Wednesday, October 25, 2017

On the Use of Bdellium

Bdellium also called bdellion (Commiphora Africana or Commiphora wightii) is a gum resin from trees growing in India, Babylon, Ethiopia, Eritrea and sub-saharan Africa.  It is sometimes used in perfume, medicine and incense in place of more costly resins such as frankincense, myrrh and stacte. 

Theophrastus reported that Alexander expedition in the region called Aria discovered a thorn tree which produces a tear of resin that liquefies in the sun and resembles myrrh in appearance and odor.  Plautus referred to it in a play, and Pliny the Elder described it in his Natural History.  According to Pliny the best Commiphora wightii came from Bactria.  The bdellium tree is black in color and about the size of an olive tree.  Its leaves resemble oak leaves and its fruit looks like a wild fig.  The Bactrian variety is known among Arabs as mokul.  Another form of bdellium coming from Nubia was identified as Commiphora Africana.

The form of bdellium called Jewish bdellium described by Dioscorides in De Materia Medica, 1:80 was probably Hyphaene thebaica, a species of palm that grew in Petra.
Bdellium is the common English translation for the Hebrew word bedolach mentioned in the Bible.  Genesis 2:12 speaks of bdellium and other precious stones that could be found in the land of Havilah near Eden.  “The gold of that land is good; the bdellium and the onyx stone are there.”  In Numbers 11:7 when the Israelites and Moses begin to complain about their situation in the desert, the manna they have been given to eat is described as being “like coriander seed, and its appearance like that of bdellium.”

In China both bdellium and an East Indian benzoin from Sumatra were known called Parthian incense. Isidore of Seville reports in his Etymologiae that bdellium comes from trees in India and Arabia, the Arabian variety being better as it is smooth, whitish and smells good; the Indian variety is a dirty black.

Commiphora Africana has been used to treat a wide range of ailments.  The fruit is used for typhoid fever and stomach problems.  The bark is used to treat malaria, and the resin for convulsions, for disinfecting wounds, as an insecticide and as an aphrodisiac. Commiphora wightii has been a key component in the Ayurvedic system of medicine and is an ingredient in the prescriptions of ancient physicians in India and Arabia for nearly 3,000 years.  Resin from Commiphora wightii, called guggal in India contains a powerful steroid that prevents plaque build-up on the arterial walls thereby preventing atherosclerosis. 

Other compounds in guggal activate thyroid hormones that increase the metabolic rate of the body and aid in weight loss.  It contains anti-inflammatory alkaloids, tannins and steroids that make it a perfect natural aid to fight infections and eliminate harmful toxins and free radicals from the body.  It is used to treat degenerative joint diseases like osteoarthritis, rheumatoid arthritis, joint pain, skin inflammations, acne, wrinkles and other skin related problems. 

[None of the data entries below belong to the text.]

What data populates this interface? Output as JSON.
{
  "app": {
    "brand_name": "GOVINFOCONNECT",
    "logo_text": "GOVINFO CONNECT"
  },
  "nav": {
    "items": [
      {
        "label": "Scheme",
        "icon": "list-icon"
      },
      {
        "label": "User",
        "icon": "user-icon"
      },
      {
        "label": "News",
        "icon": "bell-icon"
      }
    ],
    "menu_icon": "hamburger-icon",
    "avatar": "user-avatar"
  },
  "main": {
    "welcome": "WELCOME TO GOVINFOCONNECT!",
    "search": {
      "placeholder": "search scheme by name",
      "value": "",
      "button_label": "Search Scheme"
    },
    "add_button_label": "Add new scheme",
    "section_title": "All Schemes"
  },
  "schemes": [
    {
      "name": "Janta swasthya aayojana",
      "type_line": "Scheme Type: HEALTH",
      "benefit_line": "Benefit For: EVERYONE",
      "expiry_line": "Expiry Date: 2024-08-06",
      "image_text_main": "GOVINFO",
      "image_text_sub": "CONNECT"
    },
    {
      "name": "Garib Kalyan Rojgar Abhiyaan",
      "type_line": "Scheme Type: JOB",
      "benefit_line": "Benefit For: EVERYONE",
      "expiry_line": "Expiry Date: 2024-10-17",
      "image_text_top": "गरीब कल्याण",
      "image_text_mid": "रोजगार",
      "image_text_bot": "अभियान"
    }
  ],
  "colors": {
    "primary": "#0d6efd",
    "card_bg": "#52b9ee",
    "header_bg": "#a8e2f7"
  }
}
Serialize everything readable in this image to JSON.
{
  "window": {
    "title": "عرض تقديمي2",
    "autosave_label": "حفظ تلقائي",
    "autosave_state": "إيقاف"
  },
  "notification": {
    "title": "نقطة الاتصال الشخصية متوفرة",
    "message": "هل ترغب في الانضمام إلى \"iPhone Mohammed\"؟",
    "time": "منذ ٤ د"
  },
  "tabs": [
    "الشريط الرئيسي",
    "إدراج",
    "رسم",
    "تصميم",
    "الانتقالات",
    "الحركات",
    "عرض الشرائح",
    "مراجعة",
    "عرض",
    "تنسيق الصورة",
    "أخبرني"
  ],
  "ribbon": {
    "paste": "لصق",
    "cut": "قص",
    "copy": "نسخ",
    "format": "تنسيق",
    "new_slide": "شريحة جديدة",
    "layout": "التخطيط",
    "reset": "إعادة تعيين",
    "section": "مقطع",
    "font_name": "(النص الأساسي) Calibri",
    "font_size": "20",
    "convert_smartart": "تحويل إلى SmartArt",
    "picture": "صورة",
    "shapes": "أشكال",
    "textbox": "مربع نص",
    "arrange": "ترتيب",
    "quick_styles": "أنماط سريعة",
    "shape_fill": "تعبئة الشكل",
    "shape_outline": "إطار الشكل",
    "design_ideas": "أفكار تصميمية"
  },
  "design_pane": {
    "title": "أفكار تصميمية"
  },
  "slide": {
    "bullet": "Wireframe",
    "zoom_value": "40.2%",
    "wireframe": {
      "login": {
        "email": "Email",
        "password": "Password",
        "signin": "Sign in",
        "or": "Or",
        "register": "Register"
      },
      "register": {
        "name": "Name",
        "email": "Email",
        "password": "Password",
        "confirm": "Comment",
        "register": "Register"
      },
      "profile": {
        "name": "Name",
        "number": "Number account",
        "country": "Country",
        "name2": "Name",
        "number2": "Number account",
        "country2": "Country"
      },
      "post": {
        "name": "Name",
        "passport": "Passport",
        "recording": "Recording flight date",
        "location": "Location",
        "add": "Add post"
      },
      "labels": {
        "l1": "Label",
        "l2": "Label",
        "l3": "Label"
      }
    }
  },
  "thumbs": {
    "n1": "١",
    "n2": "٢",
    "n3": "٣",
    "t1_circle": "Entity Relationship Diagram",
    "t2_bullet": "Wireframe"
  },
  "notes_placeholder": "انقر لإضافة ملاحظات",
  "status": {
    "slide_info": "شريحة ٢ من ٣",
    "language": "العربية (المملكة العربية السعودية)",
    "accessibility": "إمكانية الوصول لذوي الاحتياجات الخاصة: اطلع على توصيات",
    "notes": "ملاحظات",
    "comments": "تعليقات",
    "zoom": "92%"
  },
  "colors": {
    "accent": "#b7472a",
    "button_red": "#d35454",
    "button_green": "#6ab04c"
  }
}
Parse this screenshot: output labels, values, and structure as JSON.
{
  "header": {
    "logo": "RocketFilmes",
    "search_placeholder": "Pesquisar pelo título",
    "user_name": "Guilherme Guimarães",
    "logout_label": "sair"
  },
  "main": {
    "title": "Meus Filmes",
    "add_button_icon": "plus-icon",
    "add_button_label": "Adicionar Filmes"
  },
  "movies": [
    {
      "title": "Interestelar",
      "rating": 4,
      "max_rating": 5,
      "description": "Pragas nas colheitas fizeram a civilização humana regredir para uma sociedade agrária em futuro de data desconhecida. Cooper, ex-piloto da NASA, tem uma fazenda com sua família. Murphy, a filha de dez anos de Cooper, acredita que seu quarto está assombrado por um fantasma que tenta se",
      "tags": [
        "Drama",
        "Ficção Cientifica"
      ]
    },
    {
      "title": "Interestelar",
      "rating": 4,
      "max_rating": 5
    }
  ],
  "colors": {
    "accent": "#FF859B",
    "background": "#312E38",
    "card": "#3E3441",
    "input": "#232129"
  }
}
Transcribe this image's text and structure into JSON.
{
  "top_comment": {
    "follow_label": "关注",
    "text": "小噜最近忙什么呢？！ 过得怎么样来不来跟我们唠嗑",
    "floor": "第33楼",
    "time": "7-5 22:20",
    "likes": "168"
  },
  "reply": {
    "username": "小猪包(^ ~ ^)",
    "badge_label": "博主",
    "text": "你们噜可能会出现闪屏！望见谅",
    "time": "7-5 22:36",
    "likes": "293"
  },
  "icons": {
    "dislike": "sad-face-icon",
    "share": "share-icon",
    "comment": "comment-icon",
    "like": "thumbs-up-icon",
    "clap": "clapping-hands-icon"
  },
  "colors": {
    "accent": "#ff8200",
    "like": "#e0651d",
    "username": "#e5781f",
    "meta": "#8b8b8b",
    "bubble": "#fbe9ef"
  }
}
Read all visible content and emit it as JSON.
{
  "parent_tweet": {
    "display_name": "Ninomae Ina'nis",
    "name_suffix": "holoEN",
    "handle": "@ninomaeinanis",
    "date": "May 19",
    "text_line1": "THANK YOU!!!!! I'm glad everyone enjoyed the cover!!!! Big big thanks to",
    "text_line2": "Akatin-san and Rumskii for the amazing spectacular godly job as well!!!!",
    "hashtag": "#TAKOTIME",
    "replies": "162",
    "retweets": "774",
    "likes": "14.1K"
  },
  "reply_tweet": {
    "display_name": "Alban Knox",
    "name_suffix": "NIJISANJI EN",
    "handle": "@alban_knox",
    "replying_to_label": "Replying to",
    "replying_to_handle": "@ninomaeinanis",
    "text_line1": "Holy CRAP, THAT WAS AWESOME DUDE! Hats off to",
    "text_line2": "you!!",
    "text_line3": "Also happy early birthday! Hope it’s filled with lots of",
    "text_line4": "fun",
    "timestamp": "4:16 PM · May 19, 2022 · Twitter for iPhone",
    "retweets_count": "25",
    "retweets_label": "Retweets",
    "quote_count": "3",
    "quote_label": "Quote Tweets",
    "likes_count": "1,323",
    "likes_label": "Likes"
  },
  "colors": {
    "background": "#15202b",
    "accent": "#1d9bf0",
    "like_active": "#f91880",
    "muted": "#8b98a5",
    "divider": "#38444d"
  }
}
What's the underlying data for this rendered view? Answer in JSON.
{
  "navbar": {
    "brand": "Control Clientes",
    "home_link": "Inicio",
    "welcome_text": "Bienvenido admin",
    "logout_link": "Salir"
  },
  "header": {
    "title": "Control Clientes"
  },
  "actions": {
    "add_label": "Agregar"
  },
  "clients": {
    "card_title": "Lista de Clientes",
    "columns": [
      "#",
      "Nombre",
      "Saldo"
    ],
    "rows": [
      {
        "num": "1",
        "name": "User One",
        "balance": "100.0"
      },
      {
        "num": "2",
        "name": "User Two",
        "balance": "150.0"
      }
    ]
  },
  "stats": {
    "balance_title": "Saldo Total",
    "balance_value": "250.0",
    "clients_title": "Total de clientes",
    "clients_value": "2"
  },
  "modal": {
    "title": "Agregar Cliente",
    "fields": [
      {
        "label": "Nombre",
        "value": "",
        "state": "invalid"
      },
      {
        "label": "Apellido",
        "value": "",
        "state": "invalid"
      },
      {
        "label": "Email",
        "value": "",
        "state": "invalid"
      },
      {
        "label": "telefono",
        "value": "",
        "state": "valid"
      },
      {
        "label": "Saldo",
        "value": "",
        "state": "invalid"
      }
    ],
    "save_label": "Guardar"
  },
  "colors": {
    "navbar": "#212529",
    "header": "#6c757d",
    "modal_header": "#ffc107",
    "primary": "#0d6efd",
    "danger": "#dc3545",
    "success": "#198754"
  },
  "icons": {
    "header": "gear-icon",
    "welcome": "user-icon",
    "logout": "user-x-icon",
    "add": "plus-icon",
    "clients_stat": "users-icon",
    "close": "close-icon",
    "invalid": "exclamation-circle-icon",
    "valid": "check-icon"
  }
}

Heart disease is mainly caused due to high blood cholesterol levels, and a steroid found in bdellium was believed to aid in cholesterol synthesis because it acts as an antagonist to the farnesoid X receptor.  However, studies have proven there is no overall reduction in total cholesterol in people treated with bdellium extract and levels of so-called bad cholesterol actually increased.

Because of its overuse in Indian medicine, bdellium has become extremely scarce in its two main habitats, and the World Conservation Union has listed it as an endangered species.  India's National Medicinal Plants Board launched a project to cultivate more bdellium and a grass-roots conservation movement led by an associate of the World Conservation Union begun educating bdellium growers in sustainable harvesting methods.